He reminded Lions about how Wharton residents may also schedule a pickup time with advanced notice.
CVTD was established in 1986 to provide rural mass transportation to residents. CVTD received a grant from the Texas Department of Transportation (TxDOT) to begin operations.
“Originally, the plan was to target the elderly and disabled, but eventually it transported all residents,” Salazar said. “We started in Colorado County where we are still based in Columbus and eventually we expanded to other counties.”
In 1986, Phase 2 of CVTD operations allowed expansion to Austin and Waller counties, and three years later, Wharton County was part of CVTD’s Phase 3.
Salazar said Wharton eventually joined Columbus to be one of two CVTD’s home base where “units” are housed.
The units he referred to were the vehicles that residents ride in. There are 12 units housed in Columbus, seven in Wharton, two each in Sealy, Bellville and Prairie View. He said the 25 units are all equipped with lifts and even more important, the 17 drivers CVTD employs have their CDL licenses and industry endorsements to drive passengers from place to place.
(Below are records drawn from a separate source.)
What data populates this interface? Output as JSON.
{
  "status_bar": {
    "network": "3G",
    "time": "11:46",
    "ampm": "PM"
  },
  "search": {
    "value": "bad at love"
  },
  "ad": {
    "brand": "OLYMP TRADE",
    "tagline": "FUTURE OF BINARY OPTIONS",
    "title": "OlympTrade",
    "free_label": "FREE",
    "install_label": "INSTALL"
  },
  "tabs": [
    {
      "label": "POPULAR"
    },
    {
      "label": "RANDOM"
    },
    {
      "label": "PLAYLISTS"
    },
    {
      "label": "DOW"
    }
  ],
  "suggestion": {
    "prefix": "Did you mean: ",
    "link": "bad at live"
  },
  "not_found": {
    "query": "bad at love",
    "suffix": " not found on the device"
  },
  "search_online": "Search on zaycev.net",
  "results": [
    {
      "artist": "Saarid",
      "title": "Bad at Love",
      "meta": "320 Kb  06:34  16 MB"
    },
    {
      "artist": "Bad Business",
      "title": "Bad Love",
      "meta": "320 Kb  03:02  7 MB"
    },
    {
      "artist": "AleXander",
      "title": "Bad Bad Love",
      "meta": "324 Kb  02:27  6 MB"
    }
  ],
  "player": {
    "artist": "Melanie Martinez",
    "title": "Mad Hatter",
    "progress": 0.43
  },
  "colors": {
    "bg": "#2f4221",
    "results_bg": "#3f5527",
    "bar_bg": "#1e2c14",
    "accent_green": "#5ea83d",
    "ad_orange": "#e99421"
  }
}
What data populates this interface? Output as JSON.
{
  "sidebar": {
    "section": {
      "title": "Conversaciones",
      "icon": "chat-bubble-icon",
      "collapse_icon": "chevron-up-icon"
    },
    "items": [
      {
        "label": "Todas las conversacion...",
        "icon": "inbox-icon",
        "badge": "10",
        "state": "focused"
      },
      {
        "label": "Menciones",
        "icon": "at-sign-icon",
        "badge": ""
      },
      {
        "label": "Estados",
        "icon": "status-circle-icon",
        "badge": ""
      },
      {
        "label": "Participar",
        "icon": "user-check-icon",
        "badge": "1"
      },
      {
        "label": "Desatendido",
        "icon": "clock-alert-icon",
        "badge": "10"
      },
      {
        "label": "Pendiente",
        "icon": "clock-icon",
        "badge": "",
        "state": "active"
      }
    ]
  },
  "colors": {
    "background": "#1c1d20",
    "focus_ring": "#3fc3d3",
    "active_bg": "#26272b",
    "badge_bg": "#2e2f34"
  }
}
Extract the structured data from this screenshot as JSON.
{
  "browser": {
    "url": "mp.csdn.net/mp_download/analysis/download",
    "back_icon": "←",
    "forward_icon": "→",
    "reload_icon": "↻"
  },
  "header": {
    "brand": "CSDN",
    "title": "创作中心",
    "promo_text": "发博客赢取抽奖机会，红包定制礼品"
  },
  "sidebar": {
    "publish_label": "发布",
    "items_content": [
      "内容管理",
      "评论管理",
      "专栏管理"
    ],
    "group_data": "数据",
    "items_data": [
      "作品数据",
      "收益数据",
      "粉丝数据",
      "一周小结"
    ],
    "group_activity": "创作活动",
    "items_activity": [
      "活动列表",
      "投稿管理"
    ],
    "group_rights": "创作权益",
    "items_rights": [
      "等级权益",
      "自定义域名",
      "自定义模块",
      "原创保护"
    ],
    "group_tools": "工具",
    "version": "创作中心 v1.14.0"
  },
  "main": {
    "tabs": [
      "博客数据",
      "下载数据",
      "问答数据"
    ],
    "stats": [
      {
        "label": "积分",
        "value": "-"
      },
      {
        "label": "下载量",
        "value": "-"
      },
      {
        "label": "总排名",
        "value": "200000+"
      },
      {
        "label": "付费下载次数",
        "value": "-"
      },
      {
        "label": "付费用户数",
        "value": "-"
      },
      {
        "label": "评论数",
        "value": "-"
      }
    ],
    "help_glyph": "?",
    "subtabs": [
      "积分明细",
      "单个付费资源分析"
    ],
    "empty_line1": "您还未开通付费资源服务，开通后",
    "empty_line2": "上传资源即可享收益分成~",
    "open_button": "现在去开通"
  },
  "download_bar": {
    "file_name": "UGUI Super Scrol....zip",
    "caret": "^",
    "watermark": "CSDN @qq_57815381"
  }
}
The gradual development in operations was done through the CVTD Board of Directors, which provides directive and operational plans. There are eight board members, two from each of the four counties. Wharton County’s representatives are Felicia Matthews and Marilyn Sebesta.
Salazar said Wharton is large enough and has enough residents that it provides “demand response” and loop services.
Demand response allows residents, even those who are handicapped, to be picked up at their residence and then be transported to their destination. It requires 24-hour notice. A client is then required to call the CVTD vehicle’s operator.
The loops service begins at 7 a.m. and concludes at 4 p.m. Monday through Friday at designated “shelters” only.
“This means every hour on the hour, we have a unit that is looping around the city picking up people and taking them where the route goes,” Salazar said.
The loop service begins at Wharton Medical Group (Memorial Hermann Medical Group), then Wal-Mart, FM 102, several times on Fulton Street and Richmond Road, around Wharton County Community College and H-E-B.
There are more than 30 stops the CVTD vehicles make. Salazar said all those stops equate to one hour. Depending on the time of the month, it can take a little longer due to when residents are paid for work or by other means.
“Sometimes we’re faster, sometimes we’re slower, but it does take about an hour to loop around Wharton,” Salazar said.
There are two ways to pay – cash or a fare card.
“All our drivers have a route set out for the day. When a rider gets on, the fare card is swiped or we accept cash or change,” Salazar said. “It’s $1 to (loop) around the city. If we pick you up again once after we’ve dropped you off anywhere in the city, it costs another dollar.”
Veterans need to confirm through CVTD they were with the U.S. military as their rides are free of charge anywhere.
A ride from Wharton to El Campo is $2 one way. The rides from Wharton to EC are at 9 a.m., 1 p.m., and 4 p.m. Rides from EC to Wharton are 7 a.m., 10:30 a.m., and 3:30 p.m.
Salazar said the farthest a CVTD vehicle will travel is Katy along the Grand Parkway for $35 either roundtrip or one way on only Mondays, Wednesdays and Fridays. But it must be for medical reasons only, he added.
The youngest a child can ride alone is 12 years old.
Based on 2013 data, Salazar said CVTD had 82,189 riding trips.
He said the reason the data was gathered was because CVTD, which has a non-profit 501C3, had applied for a grant six years ago. He said CVTD relies on contributions.
CVTD is affiliated with the United Way and receives county, state and federal funding.